Scan the material below and copy every line holding the word "Primární".
━━━━━ Material to process ━━━━━
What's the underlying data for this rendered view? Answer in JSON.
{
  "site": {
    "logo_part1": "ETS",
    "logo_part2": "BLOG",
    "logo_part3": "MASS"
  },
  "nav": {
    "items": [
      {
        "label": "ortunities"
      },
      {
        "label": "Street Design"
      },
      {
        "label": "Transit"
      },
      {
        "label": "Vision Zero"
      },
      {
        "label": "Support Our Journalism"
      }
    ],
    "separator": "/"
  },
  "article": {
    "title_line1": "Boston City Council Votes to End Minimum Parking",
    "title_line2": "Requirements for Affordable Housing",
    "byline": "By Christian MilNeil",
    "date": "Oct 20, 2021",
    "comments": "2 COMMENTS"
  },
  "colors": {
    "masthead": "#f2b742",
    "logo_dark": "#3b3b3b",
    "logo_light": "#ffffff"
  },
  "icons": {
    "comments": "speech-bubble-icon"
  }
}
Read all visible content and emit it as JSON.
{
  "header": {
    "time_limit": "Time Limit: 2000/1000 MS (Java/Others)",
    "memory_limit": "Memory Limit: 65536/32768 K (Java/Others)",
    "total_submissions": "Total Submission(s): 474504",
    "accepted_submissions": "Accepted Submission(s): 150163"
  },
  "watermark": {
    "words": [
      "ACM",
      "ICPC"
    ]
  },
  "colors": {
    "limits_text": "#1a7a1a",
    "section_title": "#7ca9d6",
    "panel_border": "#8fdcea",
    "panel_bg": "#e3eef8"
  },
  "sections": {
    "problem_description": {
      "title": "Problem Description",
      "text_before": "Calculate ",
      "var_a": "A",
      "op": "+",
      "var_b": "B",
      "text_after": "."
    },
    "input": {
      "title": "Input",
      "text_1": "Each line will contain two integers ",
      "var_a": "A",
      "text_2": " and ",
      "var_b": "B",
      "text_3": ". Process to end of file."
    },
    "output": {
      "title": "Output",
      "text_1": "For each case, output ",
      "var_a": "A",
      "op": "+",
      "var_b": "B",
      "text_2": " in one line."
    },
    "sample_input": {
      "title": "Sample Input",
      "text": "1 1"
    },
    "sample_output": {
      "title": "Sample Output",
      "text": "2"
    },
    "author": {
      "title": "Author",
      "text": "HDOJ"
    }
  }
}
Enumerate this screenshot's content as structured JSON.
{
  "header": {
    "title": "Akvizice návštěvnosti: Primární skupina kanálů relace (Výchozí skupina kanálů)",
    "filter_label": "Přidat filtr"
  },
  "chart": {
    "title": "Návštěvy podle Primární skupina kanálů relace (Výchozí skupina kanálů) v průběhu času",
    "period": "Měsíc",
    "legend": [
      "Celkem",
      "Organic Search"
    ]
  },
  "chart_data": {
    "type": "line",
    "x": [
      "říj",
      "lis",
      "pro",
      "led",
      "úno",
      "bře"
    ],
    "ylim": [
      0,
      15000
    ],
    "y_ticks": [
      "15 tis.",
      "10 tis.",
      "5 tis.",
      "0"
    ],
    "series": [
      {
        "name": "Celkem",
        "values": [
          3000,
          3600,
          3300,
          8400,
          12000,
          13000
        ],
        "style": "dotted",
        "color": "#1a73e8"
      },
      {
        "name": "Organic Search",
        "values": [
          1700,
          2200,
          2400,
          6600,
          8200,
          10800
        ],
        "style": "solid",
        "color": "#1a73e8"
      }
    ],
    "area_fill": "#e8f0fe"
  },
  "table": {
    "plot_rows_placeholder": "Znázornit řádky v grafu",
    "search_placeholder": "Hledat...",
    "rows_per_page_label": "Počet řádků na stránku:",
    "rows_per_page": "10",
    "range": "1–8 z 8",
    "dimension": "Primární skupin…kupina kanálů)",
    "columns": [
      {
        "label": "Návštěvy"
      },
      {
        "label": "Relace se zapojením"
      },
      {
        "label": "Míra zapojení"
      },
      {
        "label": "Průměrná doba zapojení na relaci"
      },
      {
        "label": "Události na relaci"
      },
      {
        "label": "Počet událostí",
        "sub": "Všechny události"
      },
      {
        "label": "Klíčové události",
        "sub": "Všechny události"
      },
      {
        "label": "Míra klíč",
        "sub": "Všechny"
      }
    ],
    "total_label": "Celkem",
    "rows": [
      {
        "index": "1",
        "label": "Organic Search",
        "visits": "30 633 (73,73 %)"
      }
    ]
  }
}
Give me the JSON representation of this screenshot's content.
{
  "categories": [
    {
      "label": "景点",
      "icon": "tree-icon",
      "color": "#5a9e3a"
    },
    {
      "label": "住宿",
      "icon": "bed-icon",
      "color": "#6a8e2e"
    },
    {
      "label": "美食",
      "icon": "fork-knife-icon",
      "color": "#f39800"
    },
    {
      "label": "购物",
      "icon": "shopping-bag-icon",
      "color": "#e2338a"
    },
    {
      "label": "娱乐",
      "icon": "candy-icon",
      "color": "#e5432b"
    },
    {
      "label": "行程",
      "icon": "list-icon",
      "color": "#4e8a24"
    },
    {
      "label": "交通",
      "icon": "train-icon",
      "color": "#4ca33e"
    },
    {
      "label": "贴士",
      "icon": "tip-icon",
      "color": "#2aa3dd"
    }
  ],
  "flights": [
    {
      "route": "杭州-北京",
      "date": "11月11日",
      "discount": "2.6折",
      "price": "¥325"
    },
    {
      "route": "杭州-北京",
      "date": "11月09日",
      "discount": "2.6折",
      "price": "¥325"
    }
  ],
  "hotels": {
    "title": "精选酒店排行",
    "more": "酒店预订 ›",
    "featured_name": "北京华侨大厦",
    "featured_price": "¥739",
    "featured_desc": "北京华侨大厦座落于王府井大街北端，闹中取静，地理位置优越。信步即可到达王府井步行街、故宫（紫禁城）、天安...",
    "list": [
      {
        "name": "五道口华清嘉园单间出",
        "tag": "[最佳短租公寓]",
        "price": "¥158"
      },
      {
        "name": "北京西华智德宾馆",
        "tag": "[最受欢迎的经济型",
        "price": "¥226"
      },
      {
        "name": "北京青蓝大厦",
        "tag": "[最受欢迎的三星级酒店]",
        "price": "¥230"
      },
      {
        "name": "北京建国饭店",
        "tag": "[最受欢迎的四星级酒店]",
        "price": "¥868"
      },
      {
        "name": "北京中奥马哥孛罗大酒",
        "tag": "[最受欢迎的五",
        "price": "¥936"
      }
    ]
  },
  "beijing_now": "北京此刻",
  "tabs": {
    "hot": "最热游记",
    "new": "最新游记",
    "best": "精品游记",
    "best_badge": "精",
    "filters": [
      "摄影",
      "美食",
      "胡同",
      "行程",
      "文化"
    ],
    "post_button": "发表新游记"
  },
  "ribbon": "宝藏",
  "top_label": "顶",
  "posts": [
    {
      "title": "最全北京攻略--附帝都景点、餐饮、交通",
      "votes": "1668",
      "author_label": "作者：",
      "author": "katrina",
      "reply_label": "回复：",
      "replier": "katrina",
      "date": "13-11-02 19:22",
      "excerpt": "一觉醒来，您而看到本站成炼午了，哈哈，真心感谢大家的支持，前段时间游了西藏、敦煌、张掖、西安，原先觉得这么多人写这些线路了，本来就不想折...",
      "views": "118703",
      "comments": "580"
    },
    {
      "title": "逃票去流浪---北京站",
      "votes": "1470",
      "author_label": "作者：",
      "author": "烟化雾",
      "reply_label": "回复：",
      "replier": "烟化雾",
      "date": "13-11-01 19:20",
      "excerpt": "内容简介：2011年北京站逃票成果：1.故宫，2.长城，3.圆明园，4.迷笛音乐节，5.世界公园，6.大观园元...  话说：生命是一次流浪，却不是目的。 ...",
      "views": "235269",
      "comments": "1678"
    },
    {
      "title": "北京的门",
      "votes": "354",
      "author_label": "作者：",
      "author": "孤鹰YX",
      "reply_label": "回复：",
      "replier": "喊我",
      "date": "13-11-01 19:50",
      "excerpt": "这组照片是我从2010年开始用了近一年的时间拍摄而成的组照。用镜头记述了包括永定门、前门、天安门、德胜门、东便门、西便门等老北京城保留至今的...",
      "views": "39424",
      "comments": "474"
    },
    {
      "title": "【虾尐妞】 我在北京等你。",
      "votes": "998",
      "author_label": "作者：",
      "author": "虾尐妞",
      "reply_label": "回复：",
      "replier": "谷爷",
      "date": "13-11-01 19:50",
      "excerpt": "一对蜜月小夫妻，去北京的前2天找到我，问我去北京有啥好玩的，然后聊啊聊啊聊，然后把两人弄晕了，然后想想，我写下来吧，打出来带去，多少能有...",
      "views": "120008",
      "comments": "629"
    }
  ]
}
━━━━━
## Worked solution
    "title": "Akvizice návštěvnosti: Primární skupina kanálů relace (Výchozí skupina kanálů)",
    "title": "Návštěvy podle Primární skupina kanálů relace (Výchozí skupina kanálů) v průběhu času",
    "dimension": "Primární skupin…kupina kanálů)",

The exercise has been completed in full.